§ **Exercise aim**
What lines of the data below hold the string "Conversations"? Copy each one out.

§ **Records for this task**
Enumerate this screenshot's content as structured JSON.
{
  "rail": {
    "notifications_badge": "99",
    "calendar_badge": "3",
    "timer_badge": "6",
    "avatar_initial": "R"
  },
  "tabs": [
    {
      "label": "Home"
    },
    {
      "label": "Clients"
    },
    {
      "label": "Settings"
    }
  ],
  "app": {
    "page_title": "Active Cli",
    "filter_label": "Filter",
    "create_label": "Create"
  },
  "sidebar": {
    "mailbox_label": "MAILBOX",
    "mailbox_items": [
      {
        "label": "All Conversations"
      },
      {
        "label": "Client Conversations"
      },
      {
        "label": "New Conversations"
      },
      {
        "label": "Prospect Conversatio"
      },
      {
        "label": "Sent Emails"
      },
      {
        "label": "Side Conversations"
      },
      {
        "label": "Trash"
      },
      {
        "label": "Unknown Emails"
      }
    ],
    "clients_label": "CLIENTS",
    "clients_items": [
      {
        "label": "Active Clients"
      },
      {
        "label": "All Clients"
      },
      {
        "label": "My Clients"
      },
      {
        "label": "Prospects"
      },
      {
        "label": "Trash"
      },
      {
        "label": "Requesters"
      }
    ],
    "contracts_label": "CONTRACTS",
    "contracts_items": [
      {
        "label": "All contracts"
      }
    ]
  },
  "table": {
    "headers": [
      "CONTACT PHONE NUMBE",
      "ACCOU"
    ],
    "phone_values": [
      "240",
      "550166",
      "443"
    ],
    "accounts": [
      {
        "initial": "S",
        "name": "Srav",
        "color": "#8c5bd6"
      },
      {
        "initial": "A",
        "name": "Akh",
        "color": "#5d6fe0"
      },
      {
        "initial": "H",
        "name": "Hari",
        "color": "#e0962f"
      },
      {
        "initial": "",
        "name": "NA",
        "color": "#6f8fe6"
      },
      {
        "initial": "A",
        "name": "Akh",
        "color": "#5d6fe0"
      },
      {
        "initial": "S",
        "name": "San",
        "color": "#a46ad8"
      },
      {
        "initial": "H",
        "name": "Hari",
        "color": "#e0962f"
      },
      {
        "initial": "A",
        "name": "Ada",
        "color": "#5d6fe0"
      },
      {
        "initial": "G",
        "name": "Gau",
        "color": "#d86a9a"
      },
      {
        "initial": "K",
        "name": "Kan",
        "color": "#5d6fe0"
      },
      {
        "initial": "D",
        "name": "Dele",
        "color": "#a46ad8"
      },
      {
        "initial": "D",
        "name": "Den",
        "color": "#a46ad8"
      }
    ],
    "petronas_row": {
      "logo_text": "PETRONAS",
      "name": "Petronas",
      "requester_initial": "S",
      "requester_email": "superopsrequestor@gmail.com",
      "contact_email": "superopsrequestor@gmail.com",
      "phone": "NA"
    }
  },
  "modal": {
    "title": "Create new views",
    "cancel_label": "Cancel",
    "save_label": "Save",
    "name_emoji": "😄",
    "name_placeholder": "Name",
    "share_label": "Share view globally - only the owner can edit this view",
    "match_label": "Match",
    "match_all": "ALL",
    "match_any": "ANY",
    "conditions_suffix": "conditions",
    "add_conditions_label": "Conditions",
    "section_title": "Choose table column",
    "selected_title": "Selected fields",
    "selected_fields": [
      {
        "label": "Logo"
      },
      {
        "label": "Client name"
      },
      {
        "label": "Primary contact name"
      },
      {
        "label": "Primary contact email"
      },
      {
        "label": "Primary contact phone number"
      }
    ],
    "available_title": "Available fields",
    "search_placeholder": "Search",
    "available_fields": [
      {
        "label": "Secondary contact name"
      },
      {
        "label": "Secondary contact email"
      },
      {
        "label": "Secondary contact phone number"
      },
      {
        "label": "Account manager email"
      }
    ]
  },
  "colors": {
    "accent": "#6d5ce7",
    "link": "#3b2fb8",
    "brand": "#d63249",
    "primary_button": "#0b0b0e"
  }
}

§ **The completed task**
        "label": "All Conversations"
        "label": "Client Conversations"
        "label": "New Conversations"
        "label": "Side Conversations"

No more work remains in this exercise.